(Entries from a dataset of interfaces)
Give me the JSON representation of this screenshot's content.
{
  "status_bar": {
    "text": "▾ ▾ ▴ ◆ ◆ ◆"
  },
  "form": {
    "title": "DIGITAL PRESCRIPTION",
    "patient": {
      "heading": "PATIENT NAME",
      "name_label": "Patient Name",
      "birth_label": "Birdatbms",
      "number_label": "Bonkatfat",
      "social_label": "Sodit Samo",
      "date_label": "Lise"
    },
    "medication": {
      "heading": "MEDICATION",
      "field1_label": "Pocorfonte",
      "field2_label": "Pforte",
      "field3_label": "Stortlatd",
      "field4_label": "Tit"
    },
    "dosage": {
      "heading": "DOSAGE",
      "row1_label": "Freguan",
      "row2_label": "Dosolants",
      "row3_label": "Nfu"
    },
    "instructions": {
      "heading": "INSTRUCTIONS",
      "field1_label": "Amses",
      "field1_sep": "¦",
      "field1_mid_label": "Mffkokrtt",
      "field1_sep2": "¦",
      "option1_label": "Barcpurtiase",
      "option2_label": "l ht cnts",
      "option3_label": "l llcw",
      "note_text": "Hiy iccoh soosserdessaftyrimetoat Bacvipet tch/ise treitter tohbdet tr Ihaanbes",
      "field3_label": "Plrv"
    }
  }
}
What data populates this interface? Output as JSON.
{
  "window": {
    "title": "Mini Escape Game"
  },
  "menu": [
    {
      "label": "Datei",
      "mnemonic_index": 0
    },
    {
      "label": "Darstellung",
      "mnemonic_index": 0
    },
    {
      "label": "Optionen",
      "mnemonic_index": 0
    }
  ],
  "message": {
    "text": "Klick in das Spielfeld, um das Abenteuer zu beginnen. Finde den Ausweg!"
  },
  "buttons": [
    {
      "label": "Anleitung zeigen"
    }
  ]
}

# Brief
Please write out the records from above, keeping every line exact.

# Task response
Give me the JSON representation of this screenshot's content.
{
  "status_bar": {
    "text": "▾ ▾ ▴ ◆ ◆ ◆"
  },
  "form": {
    "title": "DIGITAL PRESCRIPTION",
    "patient": {
      "heading": "PATIENT NAME",
      "name_label": "Patient Name",
      "birth_label": "Birdatbms",
      "number_label": "Bonkatfat",
      "social_label": "Sodit Samo",
      "date_label": "Lise"
    },
    "medication": {
      "heading": "MEDICATION",
      "field1_label": "Pocorfonte",
      "field2_label": "Pforte",
      "field3_label": "Stortlatd",
      "field4_label": "Tit"
    },
    "dosage": {
      "heading": "DOSAGE",
      "row1_label": "Freguan",
      "row2_label": "Dosolants",
      "row3_label": "Nfu"
    },
    "instructions": {
      "heading": "INSTRUCTIONS",
      "field1_label": "Amses",
      "field1_sep": "¦",
      "field1_mid_label": "Mffkokrtt",
      "field1_sep2": "¦",
      "option1_label": "Barcpurtiase",
      "option2_label": "l ht cnts",
      "option3_label": "l llcw",
      "note_text": "Hiy iccoh soosserdessaftyrimetoat Bacvipet tch/ise treitter tohbdet tr Ihaanbes",
      "field3_label": "Plrv"
    }
  }
}
What data populates this interface? Output as JSON.
{
  "window": {
    "title": "Mini Escape Game"
  },
  "menu": [
    {
      "label": "Datei",
      "mnemonic_index": 0
    },
    {
      "label": "Darstellung",
      "mnemonic_index": 0
    },
    {
      "label": "Optionen",
      "mnemonic_index": 0
    }
  ],
  "message": {
    "text": "Klick in das Spielfeld, um das Abenteuer zu beginnen. Finde den Ausweg!"
  },
  "buttons": [
    {
      "label": "Anleitung zeigen"
    }
  ]
}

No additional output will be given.